All of Dumbledore's Army's Comments + Replies

The Citizens Law Degree

Ok, sorry for the misplaced advice. Good luck with the school!

The Citizens Law Degree

Who is your target market? For an adult to take nearly a year out of their life is a big ask. For whom do you expect it will be worth it? Staff/campaigners at existing non-profits? Existing bloggers/youtubers etc on related subjects? Anyone else? How large is the potential pool of students and how will you reach them and convince them that the course is worth the time and money? 

I realise this is not a commercial project, but I think you would benefit from some start-up like thinking: who is this product for, what is the market, how do you reach customers, what is a minimum viable product from which to iterate?
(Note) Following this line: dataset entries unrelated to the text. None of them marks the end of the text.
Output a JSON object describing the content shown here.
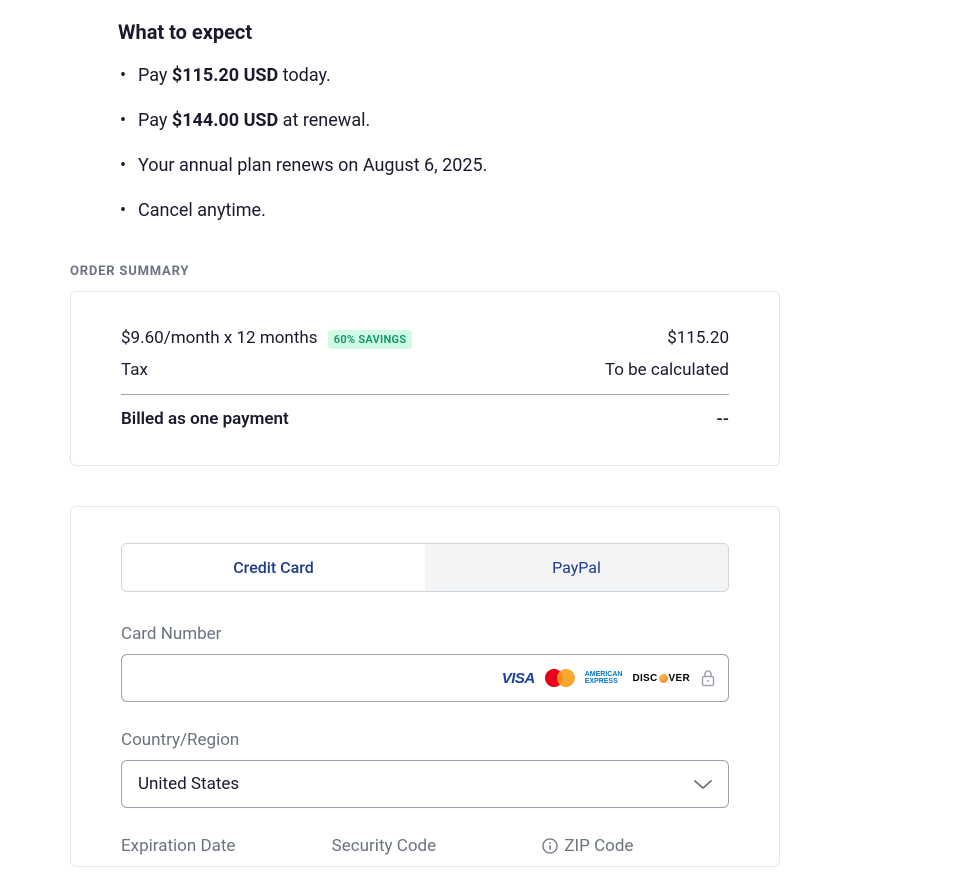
{
  "expect": {
    "title": "What to expect",
    "items": [
      {
        "prefix": "Pay ",
        "bold": "$115.20 USD",
        "suffix": " today."
      },
      {
        "prefix": "Pay ",
        "bold": "$144.00 USD",
        "suffix": " at renewal."
      },
      {
        "prefix": "Your annual plan renews on August 6, 2025.",
        "bold": "",
        "suffix": ""
      },
      {
        "prefix": "Cancel anytime.",
        "bold": "",
        "suffix": ""
      }
    ]
  },
  "orderSummary": {
    "label": "ORDER SUMMARY",
    "lineItem": "$9.60/month x 12 months",
    "savingsBadge": "60% SAVINGS",
    "lineItemPrice": "$115.20",
    "taxLabel": "Tax",
    "taxValue": "To be calculated",
    "totalLabel": "Billed as one payment",
    "totalValue": "--"
  },
  "payment": {
    "tabs": {
      "creditCard": "Credit Card",
      "paypal": "PayPal"
    },
    "cardNumber": {
      "label": "Card Number",
      "value": ""
    },
    "cardBrands": {
      "visa": "VISA",
      "amex1": "AMERICAN",
      "amex2": "EXPRESS",
      "discoverPre": "DISC",
      "discoverPost": "VER"
    },
    "country": {
      "label": "Country/Region",
      "value": "United States"
    },
    "expiration": {
      "label": "Expiration Date"
    },
    "securityCode": {
      "label": "Security Code"
    },
    "zip": {
      "label": "ZIP Code"
    }
  }
}
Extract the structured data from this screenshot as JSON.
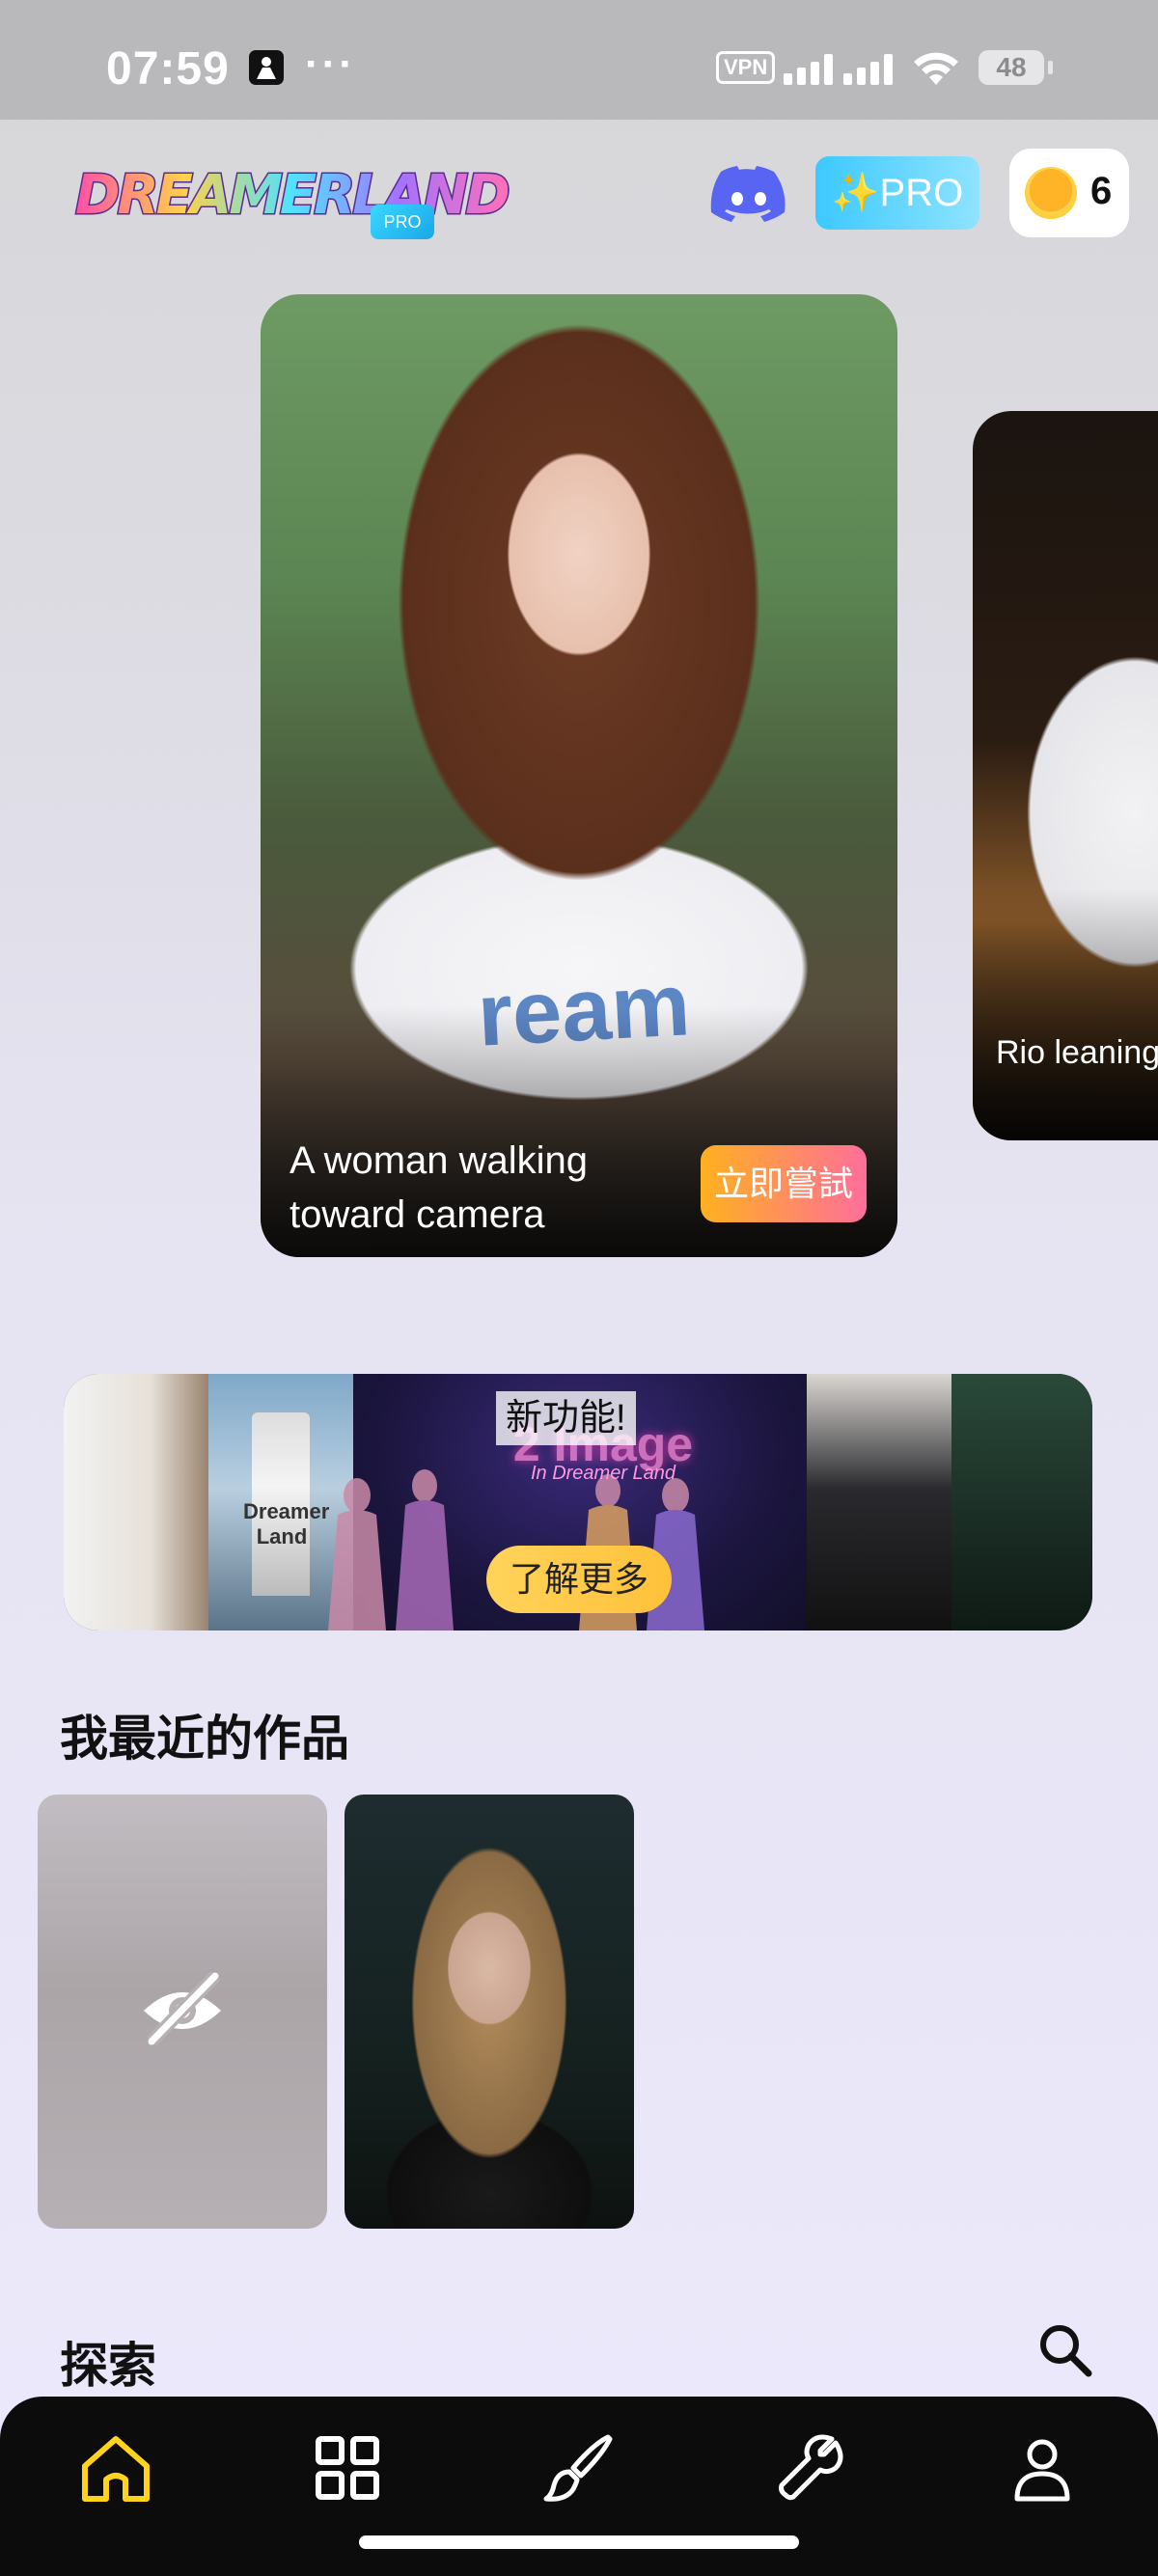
{
  "status_bar": {
    "time": "07:59",
    "dots": "···",
    "vpn": "VPN",
    "battery": "48"
  },
  "header": {
    "logo_text": "DREAMERLAND",
    "logo_badge": "PRO",
    "discord_icon": "discord-icon",
    "pro_button_label": "✨PRO",
    "coin_count": "6",
    "accent_color": "#3cc9ff"
  },
  "featured": {
    "cards": [
      {
        "caption": "A woman walking toward camera",
        "shirt_text": "ream",
        "button_label": "立即嘗試"
      },
      {
        "caption": "Rio leaning forward"
      }
    ]
  },
  "banner": {
    "new_label": "新功能!",
    "neon_title": "2 Image",
    "neon_subtitle": "In Dreamer Land",
    "lighthouse_text": "Dreamer Land",
    "button_label": "了解更多"
  },
  "recent_works": {
    "title": "我最近的作品",
    "items": [
      {
        "type": "hidden",
        "icon": "eye-off-icon"
      },
      {
        "type": "image",
        "subject": "portrait"
      }
    ]
  },
  "explore": {
    "title": "探索",
    "search_icon": "search-icon"
  },
  "bottom_nav": {
    "items": [
      {
        "icon": "home-icon",
        "active": true
      },
      {
        "icon": "grid-icon",
        "active": false
      },
      {
        "icon": "brush-icon",
        "active": false
      },
      {
        "icon": "wrench-icon",
        "active": false
      },
      {
        "icon": "profile-icon",
        "active": false
      }
    ],
    "active_color": "#ffd21e"
  }
}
Apologies if you have already done that, but it wasn't communicated in your post.

2Daniel Golliher9moThanks for the note! I answer your questions below. One overall comment: this is an expansion of a project/school that's already successful and profitable, with a proven model and product. I've already taught 100 students, with demand far beyond what I can currently supply. * "Who is your target market?" City and state employees, and several markets in the general population, with immediate focus on tech, law, and finance professionals. I am not asking them to take a year out of their lives; all of my classes are meant to be taken with a regular job and busy life. * "For whom do you expect it will be worth it?" I've taught over 100 students already, and ~all of them would say it's been worth it. It's exciting to learn what the government actually is from a charismatic teacher, even if you don't go on to be super active politically! (Although many do go on to be active politically, empowered by their new knowledge.) * "How large is the potential pool of students and how will you reach them..." I think the pool is at least 10,000 people throughout NYC, but probably far more. I'll reach them the way I've already been reaching them with my established classes, via Twitter, my newsletter, and word of mouth. Demand already vastly outstrips my ability to teach my current classes, which is why I'm focusing on expanding and training more teachers. * "I think you would benefit from some start-up like thinking." Agree, and already done. Maximum New York (and me) have been sustained principally from revenue/profit since I started in March 2022.
What if they gave an Industrial Revolution and nobody came?

One other factor, which I would class under demand factors: at each stage of the industrial revolution, you need to have enough demand for the primitive early version of your new technology, so that people will use it, iterate on it, and develop it. 

You write "early Newcomen engines consumed ~45 pounds of coal per horsepower-hour; the most efficient engines of the late 1800s used less than one pound." But to get to those efficient engines, it had to be worth someone's while to use the very inefficient early Newcomen's engines, so that there was a vers... (read more)

3jasoncrawford1yThanks! Yes, this is definitely part of Allen's argument (maybe I should make that more clear). I've been meaning to read that Devereaux post/series for a while, thanks for reminding me of it. However, I don't you think can argue from “the Industrial Revolution got started in this very specific way” to “that is the only way any kind of an IR could ever have gotten started.” If it hadn't been flooded coal mines in Britain, there would have been some other need for energy in some other application. I see it more as: you develop mechanization and energy technology once you reach that frontier—once your economy hits the point where that is the best marginal investment in development. Britain was one of the most advanced economies, so it hit that frontier first.